Featured Freelancer: Lyndsey Yates, Graphic Designer

Like so many, this week’s Featured Freelancer, Lyndsey Yates, struggled with the should I/shouldn’t I dilemna when starting her business. To add to her confusion she had friends and family arguing for both sides of the case. Thankfully, Lyndsey pushed on with her business and she’s glad she did. However, there’s no denying Lyndsey would be happier still if some clients paid her quicker. Then again, wouldn’t we all!
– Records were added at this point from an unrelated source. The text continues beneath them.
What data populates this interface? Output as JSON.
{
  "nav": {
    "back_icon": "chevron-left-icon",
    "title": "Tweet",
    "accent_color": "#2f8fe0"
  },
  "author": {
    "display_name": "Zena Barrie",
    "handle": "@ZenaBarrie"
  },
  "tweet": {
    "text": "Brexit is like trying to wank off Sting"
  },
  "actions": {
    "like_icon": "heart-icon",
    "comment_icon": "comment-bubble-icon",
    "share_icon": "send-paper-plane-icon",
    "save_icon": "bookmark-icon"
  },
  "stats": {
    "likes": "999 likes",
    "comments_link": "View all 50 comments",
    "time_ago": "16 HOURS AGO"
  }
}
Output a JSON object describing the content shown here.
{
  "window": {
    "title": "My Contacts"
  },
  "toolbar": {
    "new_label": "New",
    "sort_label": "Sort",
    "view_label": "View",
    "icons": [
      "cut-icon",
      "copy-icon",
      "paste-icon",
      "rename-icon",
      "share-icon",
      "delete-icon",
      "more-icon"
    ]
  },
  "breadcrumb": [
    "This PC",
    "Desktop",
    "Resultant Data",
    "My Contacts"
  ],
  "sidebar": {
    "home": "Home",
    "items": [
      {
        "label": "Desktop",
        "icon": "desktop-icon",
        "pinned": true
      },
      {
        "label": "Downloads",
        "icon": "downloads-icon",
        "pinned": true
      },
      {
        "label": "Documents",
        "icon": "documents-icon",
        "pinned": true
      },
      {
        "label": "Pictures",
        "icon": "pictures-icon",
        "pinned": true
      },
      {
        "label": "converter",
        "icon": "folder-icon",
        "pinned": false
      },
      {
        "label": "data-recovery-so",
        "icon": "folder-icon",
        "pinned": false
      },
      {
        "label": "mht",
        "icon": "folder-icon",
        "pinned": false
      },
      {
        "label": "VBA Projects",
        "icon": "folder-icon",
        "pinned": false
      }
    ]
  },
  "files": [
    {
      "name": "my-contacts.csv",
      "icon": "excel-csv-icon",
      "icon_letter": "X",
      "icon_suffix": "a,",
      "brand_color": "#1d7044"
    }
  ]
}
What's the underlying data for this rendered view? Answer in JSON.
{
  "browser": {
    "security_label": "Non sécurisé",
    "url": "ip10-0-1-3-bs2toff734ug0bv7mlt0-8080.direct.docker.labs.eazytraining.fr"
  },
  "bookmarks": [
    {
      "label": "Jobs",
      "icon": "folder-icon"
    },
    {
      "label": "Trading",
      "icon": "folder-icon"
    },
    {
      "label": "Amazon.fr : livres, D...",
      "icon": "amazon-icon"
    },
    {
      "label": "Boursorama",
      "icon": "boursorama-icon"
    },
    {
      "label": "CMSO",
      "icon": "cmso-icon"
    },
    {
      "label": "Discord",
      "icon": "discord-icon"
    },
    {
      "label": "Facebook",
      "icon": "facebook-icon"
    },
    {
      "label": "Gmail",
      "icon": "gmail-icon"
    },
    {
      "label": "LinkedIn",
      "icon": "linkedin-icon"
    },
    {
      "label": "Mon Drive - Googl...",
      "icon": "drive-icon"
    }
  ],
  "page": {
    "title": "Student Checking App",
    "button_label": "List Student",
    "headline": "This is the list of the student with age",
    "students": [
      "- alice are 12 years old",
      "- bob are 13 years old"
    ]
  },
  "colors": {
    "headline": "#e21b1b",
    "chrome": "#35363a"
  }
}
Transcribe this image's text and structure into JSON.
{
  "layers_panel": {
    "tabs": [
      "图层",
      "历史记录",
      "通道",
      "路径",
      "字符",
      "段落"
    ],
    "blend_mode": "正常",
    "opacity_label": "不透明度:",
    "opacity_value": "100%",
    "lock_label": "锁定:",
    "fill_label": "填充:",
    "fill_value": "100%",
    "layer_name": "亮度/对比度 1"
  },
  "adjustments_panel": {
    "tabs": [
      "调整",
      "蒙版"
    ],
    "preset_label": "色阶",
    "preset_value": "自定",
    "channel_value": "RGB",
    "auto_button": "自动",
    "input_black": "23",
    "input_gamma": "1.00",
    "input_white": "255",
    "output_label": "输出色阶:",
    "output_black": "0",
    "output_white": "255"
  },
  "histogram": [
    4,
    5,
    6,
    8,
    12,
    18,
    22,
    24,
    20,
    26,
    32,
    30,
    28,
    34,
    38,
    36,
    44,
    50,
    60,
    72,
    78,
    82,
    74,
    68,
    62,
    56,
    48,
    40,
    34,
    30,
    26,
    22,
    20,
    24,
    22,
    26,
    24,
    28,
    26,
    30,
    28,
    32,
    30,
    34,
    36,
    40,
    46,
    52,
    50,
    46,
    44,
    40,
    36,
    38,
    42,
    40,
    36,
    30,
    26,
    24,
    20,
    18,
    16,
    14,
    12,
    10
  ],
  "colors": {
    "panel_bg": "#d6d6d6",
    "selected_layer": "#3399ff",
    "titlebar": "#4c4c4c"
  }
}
This is the story of Lyndsey’s freelancing journey so far…   What is your name, where are you based, and what do you do? Lyndsey Yates, Liverpool, founder and graphic designer at Nine Dots Creative (a collective of freelancers which offers everything a traditional agency would offer, but with more flexibility). How long have you been freelancing and why did you decide to become a freelancer? I’ve been freelancing for just over 18 months now. I decided to become a freelancer for a few reasons. I had returned to work part-time after having my first child, but in the time I had off work during maternity leave, I had done a lot of thinking. I lasted a year back in work before I couldn’t stand the itchy feet any longer. My partner had been freelancing (as a web developer) for 2 years and was doing quite well, so he was in a position to support us whilst I built up my client-base. I wanted to do more varied work than in my in-house role (which I had been in for 8 years), I wanted more flexibility around my child, and I wanted to be my own boss. I quickly came...
Featured Freelancers: Francesca Tortora, Graphic Designer

Featured Freelancers: Francesca Tortora, Graphic Designer

Anthony Burrill is famous for making art out of words, and the one that stands out for me the most is “Work Hard and Be Nice To People”. It’s not just me either, but also this week’s Featured Freelancer, Frankie Tortora. Frankie is also a pianist and I’m still nagging her to write a Freelance Heroes theme tune. For now, however, we have the story of her 5 year freelancing journey, which is well worth a read….   What is your name, where are you based, and what do you do? My name’s Francesca Tortora (but you can call me Frankie!). I’m a freelance graphic designer living and working in North London. Alongside my design work, I also run a collaborative blog for freelance parents called Doing It For The Kids. How long have you been freelancing and why did you decide to become a freelancer? I’ve been freelancing now for about 5 years. I used to have a salaried job in project management / arts administration but retrained as a designer in 2011. I realised that I was working to facilitate lots of other people’s creativity and that what I really wanted to be doing was earning money being creative myself. So I started working part-time in my then job, went to night school where I undertook a portfolio course in graphic design and was very ‘lucky’ to be offered redundancy pretty much as I finished my year of training. That small pot of money allowed me to take a financial risk and give freelancing a shot. I said I’d give it 6 months max and if it didn’t...